→ Your instructions
Give the number of lines in the material below that contain the word "name". No other content is needed.
BEGIN
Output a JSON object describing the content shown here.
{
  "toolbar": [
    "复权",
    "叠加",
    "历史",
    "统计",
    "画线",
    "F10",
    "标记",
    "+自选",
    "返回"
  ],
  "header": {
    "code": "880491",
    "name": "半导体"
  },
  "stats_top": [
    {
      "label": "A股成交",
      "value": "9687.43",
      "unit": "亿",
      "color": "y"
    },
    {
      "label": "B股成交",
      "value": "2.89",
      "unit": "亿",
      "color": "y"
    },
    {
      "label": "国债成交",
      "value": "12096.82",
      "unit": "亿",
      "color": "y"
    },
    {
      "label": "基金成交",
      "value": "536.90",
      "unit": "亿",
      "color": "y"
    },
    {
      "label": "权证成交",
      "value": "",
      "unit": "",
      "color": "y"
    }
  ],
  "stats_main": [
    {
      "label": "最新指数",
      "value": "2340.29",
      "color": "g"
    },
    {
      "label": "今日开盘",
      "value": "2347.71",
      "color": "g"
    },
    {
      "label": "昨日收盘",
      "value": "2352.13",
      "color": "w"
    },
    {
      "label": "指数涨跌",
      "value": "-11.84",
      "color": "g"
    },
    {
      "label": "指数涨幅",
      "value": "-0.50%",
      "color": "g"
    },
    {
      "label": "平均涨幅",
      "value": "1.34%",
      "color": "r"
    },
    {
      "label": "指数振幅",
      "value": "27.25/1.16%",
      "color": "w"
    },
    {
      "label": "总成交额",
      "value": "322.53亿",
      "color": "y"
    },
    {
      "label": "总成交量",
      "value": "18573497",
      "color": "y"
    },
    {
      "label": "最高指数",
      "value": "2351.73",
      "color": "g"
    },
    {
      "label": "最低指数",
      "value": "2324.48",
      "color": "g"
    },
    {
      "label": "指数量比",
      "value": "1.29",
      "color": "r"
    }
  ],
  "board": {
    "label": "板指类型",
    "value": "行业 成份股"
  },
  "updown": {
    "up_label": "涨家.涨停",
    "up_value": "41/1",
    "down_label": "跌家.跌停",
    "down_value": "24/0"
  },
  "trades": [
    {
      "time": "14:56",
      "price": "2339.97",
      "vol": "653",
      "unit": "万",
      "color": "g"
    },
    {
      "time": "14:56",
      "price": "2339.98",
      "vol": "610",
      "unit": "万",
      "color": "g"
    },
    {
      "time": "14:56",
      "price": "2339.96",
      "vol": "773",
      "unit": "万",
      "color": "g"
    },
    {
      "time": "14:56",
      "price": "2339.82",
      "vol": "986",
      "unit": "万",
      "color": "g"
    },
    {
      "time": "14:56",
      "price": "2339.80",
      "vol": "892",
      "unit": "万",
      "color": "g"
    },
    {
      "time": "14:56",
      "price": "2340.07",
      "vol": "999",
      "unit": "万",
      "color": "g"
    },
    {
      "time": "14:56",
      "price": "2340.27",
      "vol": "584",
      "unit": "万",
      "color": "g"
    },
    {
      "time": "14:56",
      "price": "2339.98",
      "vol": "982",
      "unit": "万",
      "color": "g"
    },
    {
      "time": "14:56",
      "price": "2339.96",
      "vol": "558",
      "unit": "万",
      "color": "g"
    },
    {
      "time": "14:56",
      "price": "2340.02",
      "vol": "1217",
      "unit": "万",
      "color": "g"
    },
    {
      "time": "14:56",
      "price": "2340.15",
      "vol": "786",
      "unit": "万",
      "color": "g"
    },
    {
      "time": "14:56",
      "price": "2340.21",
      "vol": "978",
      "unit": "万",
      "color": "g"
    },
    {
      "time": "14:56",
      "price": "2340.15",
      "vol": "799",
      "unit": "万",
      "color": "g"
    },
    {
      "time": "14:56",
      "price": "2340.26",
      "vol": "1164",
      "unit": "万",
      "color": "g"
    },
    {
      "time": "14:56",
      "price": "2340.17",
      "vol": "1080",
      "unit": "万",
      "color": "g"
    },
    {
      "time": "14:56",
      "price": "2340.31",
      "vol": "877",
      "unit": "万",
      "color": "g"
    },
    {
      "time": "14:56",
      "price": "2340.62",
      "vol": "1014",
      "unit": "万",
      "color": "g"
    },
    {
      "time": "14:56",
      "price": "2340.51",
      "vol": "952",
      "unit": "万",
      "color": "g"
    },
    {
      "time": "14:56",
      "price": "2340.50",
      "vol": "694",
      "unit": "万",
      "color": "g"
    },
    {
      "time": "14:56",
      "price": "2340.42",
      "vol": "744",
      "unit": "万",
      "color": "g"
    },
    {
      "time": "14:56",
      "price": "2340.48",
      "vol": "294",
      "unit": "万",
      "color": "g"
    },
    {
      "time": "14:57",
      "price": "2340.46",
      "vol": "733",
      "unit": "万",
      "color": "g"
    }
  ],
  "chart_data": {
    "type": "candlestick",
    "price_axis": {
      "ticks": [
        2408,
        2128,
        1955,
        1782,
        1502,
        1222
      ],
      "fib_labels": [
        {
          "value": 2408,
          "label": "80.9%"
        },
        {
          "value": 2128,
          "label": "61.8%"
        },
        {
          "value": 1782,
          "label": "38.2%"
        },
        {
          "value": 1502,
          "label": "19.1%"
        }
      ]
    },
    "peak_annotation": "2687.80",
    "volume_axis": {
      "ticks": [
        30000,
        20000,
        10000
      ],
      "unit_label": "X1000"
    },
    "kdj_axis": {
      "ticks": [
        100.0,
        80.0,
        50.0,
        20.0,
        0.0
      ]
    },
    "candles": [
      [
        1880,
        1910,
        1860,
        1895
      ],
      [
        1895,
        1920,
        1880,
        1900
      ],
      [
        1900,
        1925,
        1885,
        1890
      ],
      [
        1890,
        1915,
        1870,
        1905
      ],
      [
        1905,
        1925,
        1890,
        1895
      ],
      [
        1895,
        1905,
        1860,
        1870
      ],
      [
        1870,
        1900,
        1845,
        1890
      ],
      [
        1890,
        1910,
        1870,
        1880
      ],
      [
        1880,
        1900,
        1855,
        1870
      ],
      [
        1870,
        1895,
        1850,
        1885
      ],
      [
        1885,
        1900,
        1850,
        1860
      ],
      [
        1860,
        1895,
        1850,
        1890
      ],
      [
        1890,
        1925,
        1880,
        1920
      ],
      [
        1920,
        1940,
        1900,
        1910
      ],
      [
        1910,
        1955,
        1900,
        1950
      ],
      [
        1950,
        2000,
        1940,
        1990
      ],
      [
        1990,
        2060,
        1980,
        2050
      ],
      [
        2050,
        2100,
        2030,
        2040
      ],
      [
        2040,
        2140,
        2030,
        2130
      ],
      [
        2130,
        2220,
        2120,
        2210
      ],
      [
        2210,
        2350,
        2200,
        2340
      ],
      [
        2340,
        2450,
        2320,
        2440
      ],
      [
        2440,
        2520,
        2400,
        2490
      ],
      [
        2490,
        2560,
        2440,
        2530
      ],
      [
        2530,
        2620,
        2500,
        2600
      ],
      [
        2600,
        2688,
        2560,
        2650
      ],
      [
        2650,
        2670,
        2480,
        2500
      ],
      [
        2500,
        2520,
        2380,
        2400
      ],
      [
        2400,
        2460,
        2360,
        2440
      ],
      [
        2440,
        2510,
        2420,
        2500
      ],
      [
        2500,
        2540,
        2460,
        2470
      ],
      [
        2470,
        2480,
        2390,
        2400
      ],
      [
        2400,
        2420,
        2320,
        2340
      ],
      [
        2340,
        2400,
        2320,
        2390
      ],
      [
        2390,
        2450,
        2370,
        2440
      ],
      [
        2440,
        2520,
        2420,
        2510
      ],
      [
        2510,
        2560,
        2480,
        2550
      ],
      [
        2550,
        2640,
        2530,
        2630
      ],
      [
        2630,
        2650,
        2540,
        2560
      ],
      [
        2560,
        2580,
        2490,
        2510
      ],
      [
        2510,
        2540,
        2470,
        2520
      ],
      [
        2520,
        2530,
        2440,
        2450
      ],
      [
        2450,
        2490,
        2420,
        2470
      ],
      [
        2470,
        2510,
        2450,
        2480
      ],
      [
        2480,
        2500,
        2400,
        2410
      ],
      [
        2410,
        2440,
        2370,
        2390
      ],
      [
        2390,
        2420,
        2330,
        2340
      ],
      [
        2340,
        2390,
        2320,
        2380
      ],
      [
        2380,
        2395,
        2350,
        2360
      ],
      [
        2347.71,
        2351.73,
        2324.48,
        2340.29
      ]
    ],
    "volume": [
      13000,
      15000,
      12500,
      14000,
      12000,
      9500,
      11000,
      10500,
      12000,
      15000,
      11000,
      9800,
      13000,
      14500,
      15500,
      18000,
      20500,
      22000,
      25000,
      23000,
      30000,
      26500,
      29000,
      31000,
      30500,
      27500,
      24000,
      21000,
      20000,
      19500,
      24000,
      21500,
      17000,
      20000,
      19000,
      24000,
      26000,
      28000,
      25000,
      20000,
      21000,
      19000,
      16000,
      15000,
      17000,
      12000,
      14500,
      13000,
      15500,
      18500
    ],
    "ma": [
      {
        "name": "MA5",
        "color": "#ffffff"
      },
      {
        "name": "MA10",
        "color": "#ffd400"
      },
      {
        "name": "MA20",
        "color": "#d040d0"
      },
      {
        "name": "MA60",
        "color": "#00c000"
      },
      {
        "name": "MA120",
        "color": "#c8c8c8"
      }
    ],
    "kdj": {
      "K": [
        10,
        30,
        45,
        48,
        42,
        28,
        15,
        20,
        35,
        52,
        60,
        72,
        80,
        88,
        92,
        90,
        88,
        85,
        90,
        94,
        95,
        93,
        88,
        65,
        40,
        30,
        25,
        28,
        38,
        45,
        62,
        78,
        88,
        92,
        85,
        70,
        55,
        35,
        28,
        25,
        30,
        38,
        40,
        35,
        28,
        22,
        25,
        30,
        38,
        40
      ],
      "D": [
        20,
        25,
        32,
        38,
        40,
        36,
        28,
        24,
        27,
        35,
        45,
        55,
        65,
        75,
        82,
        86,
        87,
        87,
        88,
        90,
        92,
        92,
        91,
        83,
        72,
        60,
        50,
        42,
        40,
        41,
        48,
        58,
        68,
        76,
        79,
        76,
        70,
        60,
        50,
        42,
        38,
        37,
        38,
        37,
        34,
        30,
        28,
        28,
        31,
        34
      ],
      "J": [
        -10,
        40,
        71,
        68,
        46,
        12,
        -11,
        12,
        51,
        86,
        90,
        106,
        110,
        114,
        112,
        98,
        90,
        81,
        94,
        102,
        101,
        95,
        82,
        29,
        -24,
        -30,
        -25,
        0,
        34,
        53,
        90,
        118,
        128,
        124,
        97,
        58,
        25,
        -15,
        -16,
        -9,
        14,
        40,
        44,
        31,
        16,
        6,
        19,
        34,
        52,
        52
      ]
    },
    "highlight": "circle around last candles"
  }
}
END
→ The completed task
6